While both conditions require immediate treatment from a veterinarian to prevent serious complications or death, there are many steps that pet owners can take to help keep their pets’ teeth healthy and avoid these problems altogether. These include regular brushing and flossing and veterinary checkups at least twice yearly.
Your pet’s teeth can stay healthy for years with proper care and attention.
What Are Signs of Dental Disease in Animals?
Dental disease may not present any obvious signs of illness in its early stages. However, as it progresses, there are several tell-tale symptoms to watch out for.
- For example, discoloured teeth or bad breath often indicate that plaque and tartar have built up on the animal’s teeth.
- In addition, inflamed or bleeding gums may indicate that gingivitis or another periodontal disease has developed.
- Other common signs include loose or missing teeth, excessive drooling, blood in the water bowl or on chew toys, irritability towards people or other pets in the household, and favouring one side of the mouth while chewing.
If you notice these signs in your pet, it is important to seek veterinary care immediately. Early diagnosis and treatment are essential for saving your animal’s teeth and improving its overall health.
How Often Should Dogs Get Their Teeth Cleaned?
When it comes to taking care of your dog’s teeth and overall dental health, there is no one-size-fits-all answer. Some dogs need their teeth cleaned more often, while others only require professional cleaning once or twice yearly. Generally speaking, the best approach is to follow the recommendations provided by your veterinarian, who can provide personalised guidance based on your dog’s individual needs.
At What Age Should I Stop Getting My Dogs Teeth Cleaned?
There is no definitive age at which dogs should stop cleaning their teeth. Some experts recommend that dogs be brought in for dental cleanings once they reach adulthood, typically around 1-2 years old. However, having your dog’s teeth cleaned depends on several factors, including their oral health and overall health status.
For seniors who may be more susceptible to certain dental and other health conditions, regular cleanings are particularly important to minimise their risk of developing painful dental issues or suffering from negative side effects of poor oral health. Additionally, as dogs age, their bodies undergo various changes, increasing the risk of complications during anaesthesia. Therefore, owners must consider these factors when deciding whether or not it is still appropriate to have their ageing pooch get their teeth cleaned by a professional dental care provider.

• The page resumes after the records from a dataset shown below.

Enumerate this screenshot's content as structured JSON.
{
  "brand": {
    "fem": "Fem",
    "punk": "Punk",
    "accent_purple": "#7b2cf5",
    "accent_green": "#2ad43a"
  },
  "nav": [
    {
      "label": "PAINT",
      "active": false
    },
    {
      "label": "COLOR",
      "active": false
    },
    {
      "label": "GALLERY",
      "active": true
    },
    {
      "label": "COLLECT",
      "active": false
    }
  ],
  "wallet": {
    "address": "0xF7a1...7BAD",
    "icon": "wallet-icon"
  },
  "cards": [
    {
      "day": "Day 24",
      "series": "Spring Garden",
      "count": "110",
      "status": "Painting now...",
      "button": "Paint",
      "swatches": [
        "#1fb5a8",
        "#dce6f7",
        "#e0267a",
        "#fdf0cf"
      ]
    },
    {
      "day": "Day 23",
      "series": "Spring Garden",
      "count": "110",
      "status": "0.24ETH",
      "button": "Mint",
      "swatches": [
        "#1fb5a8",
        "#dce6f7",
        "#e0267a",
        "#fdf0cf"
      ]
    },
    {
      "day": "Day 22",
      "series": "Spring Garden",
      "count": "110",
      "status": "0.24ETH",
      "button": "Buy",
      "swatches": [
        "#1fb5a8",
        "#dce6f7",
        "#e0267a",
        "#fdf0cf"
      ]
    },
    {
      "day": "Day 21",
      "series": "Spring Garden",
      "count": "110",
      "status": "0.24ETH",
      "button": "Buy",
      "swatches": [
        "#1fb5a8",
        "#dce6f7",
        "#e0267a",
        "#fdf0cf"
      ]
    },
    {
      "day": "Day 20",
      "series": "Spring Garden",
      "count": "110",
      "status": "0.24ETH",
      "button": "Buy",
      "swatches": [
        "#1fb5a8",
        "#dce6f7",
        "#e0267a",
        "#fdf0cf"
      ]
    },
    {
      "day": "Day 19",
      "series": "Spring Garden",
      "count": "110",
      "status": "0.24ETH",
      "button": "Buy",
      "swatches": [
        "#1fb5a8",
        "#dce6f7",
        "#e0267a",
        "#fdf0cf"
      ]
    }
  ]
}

Ultimately, the best thing you can do as an owner is to work closely with your vet to assess your dog’s individual needs and determine the right time to stop scheduling regular cleanings. With good preventive care and close monitoring, you can keep your pup’s mouth healthy and ensure they stay free of painful dental problems well into old age.
Is It Ever Too Late to Start Brushing Dogs Teeth?
There is a common misconception that it is too late to start brushing your dog’s teeth if you have never done so before.
However, this is not true. As long as your dog’s teeth are healthy, there is no reason why you cannot begin this habit now. After all, the ideal start is when our pets are young, and their teeth are still developing.
However, even if you have waited until later in your dog’s life to start brushing its teeth, it is not too late to reap the benefits of this habit. Brushing their teeth regularly can help to prevent tartar build-up and gum disease, which can lead to even more serious health issues down the line.
So if you want to keep your dog healthy and happy, don’t hesitate to start brushing their teeth today. Your pet will thank you for it!